- _TASK ITEM_: Among the records that follow, find each line holding the word "ClickShop" and copy it.

***** TASK INPUTS

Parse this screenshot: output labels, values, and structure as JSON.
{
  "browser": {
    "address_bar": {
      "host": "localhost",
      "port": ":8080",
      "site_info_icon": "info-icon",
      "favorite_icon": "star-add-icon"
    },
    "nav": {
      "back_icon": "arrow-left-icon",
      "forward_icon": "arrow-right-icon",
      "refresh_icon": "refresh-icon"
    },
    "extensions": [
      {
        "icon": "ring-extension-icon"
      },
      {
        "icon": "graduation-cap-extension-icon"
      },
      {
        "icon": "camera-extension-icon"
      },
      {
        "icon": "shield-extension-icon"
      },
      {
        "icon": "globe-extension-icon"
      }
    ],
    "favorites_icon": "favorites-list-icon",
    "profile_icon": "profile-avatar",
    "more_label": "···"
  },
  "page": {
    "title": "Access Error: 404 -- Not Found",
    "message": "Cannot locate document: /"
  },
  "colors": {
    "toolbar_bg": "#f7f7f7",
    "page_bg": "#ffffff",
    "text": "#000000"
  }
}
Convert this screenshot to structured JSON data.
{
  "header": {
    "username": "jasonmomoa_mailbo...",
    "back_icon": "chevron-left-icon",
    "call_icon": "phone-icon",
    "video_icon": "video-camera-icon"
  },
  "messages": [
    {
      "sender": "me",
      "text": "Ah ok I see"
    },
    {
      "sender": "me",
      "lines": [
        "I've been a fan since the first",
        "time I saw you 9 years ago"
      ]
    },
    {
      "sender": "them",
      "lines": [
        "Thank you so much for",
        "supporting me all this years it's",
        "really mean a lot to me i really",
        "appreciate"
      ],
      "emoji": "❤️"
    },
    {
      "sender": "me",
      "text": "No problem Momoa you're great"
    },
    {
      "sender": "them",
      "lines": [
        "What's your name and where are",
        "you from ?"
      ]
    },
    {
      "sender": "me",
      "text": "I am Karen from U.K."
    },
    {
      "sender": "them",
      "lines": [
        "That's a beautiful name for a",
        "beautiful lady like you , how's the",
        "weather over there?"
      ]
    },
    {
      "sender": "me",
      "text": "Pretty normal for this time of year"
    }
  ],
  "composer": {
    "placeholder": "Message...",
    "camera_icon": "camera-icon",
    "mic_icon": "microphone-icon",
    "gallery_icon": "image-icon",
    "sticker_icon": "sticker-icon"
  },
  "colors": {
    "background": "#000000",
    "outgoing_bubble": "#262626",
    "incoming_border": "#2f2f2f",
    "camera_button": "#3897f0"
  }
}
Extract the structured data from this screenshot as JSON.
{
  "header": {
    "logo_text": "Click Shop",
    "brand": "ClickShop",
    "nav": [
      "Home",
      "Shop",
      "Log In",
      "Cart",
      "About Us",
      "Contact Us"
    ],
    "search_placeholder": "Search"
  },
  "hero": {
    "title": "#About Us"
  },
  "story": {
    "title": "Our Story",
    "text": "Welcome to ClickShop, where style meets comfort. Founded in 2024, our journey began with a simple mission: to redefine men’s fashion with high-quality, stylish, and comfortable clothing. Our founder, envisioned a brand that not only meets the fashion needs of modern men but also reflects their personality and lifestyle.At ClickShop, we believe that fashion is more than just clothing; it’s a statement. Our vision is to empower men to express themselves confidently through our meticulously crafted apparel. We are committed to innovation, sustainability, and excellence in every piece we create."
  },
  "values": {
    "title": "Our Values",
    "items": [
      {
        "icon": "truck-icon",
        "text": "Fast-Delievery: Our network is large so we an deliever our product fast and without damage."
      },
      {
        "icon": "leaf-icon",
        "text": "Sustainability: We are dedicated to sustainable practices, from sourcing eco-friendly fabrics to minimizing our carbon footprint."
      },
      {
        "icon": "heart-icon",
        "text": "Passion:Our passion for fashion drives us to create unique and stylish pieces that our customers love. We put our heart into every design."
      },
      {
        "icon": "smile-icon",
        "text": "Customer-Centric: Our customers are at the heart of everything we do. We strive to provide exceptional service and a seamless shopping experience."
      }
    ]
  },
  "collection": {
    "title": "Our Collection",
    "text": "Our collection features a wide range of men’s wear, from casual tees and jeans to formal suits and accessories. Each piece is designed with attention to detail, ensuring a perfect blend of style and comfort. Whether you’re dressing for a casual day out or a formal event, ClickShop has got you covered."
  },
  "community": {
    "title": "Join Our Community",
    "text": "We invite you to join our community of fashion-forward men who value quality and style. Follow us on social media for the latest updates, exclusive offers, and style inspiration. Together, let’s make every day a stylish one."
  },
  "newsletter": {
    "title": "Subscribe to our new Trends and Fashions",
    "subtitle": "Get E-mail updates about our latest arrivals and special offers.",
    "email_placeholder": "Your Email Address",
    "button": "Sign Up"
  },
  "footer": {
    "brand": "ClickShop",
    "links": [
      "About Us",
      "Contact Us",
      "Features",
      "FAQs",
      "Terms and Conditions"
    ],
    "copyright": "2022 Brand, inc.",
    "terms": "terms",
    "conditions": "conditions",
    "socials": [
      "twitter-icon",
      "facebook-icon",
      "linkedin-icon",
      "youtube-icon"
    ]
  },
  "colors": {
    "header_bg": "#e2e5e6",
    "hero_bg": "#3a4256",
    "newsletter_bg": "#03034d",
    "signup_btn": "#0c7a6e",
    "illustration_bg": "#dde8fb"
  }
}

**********

- _ANSWER FOR THE TASK_:
    "brand": "ClickShop",
    "text": "Welcome to ClickShop, where style meets comfort. Founded in 2024, our journey began with a simple mission: to redefine men’s fashion with high-quality, stylish, and comfortable clothing. Our founder, envisioned a brand that not only meets the fashion needs of modern men but also reflects their personality and lifestyle.At ClickShop, we believe that fashion is more than just clothing; it’s a statement. Our vision is to empower men to express themselves confidently through our meticulously crafted apparel. We are committed to innovation, sustainability, and excellence in every piece we create."
    "text": "Our collection features a wide range of men’s wear, from casual tees and jeans to formal suits and accessories. Each piece is designed with attention to detail, ensuring a perfect blend of style and comfort. Whether you’re dressing for a casual day out or a formal event, ClickShop has got you covered."
    "brand": "ClickShop",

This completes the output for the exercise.